According to this article, it is only recently that intellectual property is being addressed from a human rights perspective. Yet, the human right to the protection of intellectual property dates back 50 years to the basic human rights text - the Declaration on Human Rights of 1948. This right was included under Article 15 of the International Covenant on Economic, Social and Cultural Rights. The monitoring committee of the Covenant recently began to examine this article as a means of exploring the human rights dimensions of the protection of intellectual property. In order to speak about the human rights implications of IPP of pharmaceuticals, it is necessary to focus on the question of access to HIV treatments. This article develops the three most important questions: why access to anti-HIV treatment should be considered as a human rights issue; what would define a human rights approach to the IPP framework; and can IPP be considered as consistent with state obligations established under international human rights law.
WHO. 25 questions & answers on health and human rights. Geneva, WHO Health & Human Rights Publication Series, Issue No.1, July 2002.

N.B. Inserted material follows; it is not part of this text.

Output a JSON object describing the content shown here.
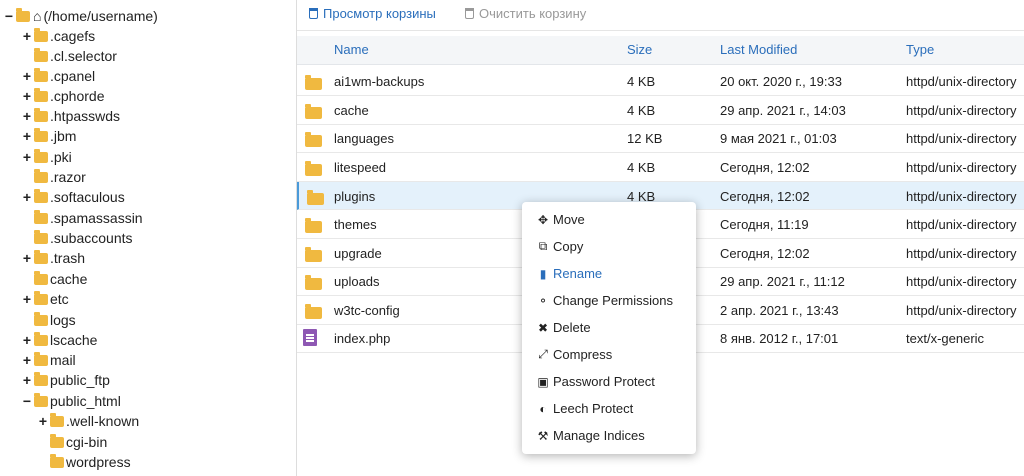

This is the first issue of a WHO series specifically focused on a rights-based approach to health topics. This publication seeks to clarify some key concepts and notions critical for a better understanding of the right to health and its implications for policy makers, health workers and patients alike. What are human rights and how health care can be effectively framed within them is one of the questions that find an answer in this publication, which is intended to be used as an education tool and an advocacy resource. It offers brief, concise explanations about each concept providing a non-specialized reader with a comprehensive view of what is implied by a rights-based approach to health. It represents a clear sign of WHO's commitment to the promotion of the human right to health, understood as a fundamental and universal human right.
Wojahn PL. A conflict of rights: intellectual property under TRIPS, the right to health and AIDS drugs. UCLA Journal of International Law and Foreign Affairs, Fall-Winter 2001-2002, 463-497.

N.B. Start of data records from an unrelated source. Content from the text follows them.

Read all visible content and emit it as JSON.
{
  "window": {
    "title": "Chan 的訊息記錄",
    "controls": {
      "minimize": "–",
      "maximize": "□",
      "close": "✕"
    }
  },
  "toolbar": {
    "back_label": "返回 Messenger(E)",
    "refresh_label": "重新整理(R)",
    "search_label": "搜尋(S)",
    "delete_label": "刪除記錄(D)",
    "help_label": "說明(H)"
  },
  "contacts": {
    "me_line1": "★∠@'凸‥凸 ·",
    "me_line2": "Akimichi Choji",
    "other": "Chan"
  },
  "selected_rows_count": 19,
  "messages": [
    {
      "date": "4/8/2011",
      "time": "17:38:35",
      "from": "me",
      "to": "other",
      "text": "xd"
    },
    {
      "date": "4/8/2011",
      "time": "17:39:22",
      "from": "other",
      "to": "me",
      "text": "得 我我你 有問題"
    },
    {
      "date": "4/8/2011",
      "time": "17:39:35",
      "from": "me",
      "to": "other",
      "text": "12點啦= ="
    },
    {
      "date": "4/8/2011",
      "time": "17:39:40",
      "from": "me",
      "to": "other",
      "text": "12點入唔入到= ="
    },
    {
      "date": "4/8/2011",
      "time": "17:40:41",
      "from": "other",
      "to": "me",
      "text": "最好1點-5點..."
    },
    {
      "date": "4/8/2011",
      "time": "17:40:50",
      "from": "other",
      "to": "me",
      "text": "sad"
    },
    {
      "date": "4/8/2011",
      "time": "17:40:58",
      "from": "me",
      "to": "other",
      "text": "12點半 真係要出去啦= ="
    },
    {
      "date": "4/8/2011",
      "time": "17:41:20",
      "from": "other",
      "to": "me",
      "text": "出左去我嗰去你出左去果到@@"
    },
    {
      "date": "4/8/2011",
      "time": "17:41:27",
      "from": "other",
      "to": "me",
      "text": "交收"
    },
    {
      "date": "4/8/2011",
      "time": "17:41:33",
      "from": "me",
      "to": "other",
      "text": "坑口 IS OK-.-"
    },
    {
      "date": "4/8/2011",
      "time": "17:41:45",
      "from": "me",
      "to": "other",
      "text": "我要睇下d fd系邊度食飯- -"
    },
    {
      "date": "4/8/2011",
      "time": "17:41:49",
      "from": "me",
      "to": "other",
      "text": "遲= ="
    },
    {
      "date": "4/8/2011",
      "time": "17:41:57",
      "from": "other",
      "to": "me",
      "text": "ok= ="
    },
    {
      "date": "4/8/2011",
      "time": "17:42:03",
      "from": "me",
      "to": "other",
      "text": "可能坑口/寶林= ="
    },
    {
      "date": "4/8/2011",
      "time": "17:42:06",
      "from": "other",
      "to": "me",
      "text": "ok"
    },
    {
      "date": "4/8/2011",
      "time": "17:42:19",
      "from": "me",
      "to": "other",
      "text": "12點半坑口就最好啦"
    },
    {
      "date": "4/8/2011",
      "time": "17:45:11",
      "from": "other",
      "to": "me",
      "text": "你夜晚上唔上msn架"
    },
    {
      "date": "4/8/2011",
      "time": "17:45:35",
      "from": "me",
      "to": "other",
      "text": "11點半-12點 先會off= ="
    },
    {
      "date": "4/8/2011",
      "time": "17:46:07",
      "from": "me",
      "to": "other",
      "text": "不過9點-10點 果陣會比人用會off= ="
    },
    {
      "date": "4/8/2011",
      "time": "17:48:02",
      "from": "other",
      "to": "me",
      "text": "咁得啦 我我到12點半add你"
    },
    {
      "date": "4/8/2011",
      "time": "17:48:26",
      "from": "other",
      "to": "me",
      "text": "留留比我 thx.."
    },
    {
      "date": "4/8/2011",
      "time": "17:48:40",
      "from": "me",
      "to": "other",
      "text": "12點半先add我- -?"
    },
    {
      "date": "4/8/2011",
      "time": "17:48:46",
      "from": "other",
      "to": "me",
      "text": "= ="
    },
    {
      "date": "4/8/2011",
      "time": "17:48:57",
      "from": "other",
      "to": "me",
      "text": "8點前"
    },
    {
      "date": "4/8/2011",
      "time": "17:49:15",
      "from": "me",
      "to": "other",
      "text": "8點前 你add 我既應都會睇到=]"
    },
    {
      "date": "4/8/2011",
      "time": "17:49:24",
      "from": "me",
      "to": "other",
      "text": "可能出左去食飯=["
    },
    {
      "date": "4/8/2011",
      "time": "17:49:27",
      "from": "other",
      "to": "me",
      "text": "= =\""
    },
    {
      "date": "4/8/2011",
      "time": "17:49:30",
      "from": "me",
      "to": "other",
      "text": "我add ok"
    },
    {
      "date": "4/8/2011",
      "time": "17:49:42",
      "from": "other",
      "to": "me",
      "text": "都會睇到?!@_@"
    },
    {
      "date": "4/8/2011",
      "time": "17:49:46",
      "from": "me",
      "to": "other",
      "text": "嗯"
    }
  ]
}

Modelled on the intellectual property laws of the United States of America, the TRIPS Agreement established global standards for stringent protection of patents for new pharmaceutical developments. Stringent IPR, however, are in direct conflict with the international right to health, established by the International Covenant on Economic, Social and Cultural Rights, ratified by over 130 countries. The Covenant specifically states that the right to health requires states-parties to take the necessary steps for the "prevention, treatment and control of epidemic, endemic, occupational and other diseases" and "the creation of conditions which would assure to all medical service and medical attention in the event of sickness". Strict protection of IPR raises the price of pharmaceuticals, blocking access to these drugs for many people in developing countries who need them to survive. Certain provisions of the TRIPS Agreement, however, allow countries, in cases of national emergency, to permit private manufacturers to produce generics, subject to certain conditions, through compulsory licensing. In addition, countries can use parallel importation or importation of competing, generic goods from other countries, to provide cheaper access to life-saving drugs. Although there are many uncertainties in TRIPS relating to when and under what conditions compulsory licensing and parallel importation are permitted, the whole framework can be interpreted to allow these strategies in order to provide greater access to, for instance, antiretroviral drugs. This article explores an interpretation of TRIPS which would comply with the right to health, while examining whether the exceptions to strict IPP will adequately address the need of developing countries to provide the medical resources required by the right to health.